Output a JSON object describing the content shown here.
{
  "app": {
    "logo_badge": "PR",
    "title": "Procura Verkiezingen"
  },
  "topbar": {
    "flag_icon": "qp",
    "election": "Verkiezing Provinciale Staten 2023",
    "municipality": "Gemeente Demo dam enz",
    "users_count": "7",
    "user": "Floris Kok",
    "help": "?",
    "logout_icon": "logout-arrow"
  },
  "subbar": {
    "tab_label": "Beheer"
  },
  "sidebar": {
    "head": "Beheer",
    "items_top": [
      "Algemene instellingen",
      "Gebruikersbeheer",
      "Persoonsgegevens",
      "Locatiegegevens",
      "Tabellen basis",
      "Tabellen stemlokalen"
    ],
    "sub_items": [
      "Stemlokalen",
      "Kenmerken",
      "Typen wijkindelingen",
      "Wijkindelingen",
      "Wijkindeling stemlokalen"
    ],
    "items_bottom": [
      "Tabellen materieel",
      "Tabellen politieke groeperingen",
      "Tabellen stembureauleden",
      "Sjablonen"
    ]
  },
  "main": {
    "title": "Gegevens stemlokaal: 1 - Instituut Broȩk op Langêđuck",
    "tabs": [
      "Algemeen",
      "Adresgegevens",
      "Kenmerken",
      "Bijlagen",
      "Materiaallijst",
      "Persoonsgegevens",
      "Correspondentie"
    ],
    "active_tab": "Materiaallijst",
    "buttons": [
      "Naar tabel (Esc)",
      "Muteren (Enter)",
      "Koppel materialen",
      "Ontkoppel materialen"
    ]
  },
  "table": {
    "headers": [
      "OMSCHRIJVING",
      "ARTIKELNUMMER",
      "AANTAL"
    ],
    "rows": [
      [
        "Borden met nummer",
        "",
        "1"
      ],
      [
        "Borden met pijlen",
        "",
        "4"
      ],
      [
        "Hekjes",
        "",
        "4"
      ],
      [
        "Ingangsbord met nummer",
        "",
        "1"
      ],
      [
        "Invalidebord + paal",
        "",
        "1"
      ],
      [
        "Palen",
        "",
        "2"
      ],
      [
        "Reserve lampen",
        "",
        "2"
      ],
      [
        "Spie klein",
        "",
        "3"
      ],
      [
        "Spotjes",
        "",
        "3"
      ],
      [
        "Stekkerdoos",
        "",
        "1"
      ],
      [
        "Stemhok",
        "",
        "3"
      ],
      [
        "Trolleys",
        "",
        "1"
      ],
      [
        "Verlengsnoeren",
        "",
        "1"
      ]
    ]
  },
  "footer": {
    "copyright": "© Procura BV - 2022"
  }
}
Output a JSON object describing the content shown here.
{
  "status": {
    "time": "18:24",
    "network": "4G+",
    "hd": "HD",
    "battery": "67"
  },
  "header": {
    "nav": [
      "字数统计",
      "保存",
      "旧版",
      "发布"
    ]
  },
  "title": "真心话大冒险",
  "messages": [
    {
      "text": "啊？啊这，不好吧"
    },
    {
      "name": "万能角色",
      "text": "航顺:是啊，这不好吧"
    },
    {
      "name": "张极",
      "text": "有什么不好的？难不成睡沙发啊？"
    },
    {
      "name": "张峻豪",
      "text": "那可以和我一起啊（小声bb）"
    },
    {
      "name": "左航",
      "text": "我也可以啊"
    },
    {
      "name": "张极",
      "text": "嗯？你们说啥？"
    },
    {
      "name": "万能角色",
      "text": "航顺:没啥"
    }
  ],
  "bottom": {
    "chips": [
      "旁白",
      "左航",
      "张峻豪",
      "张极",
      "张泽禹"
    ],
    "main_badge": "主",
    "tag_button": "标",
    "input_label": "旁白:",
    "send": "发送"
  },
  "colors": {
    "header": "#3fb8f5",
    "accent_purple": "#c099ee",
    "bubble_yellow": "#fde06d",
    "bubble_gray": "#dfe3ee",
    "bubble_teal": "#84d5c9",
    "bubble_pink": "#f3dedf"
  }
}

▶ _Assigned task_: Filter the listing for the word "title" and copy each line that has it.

▶ _Solved problem_:
    "title": "Procura Verkiezingen"
    "title": "Gegevens stemlokaal: 1 - Instituut Broȩk op Langêđuck",
  "title": "真心话大冒险",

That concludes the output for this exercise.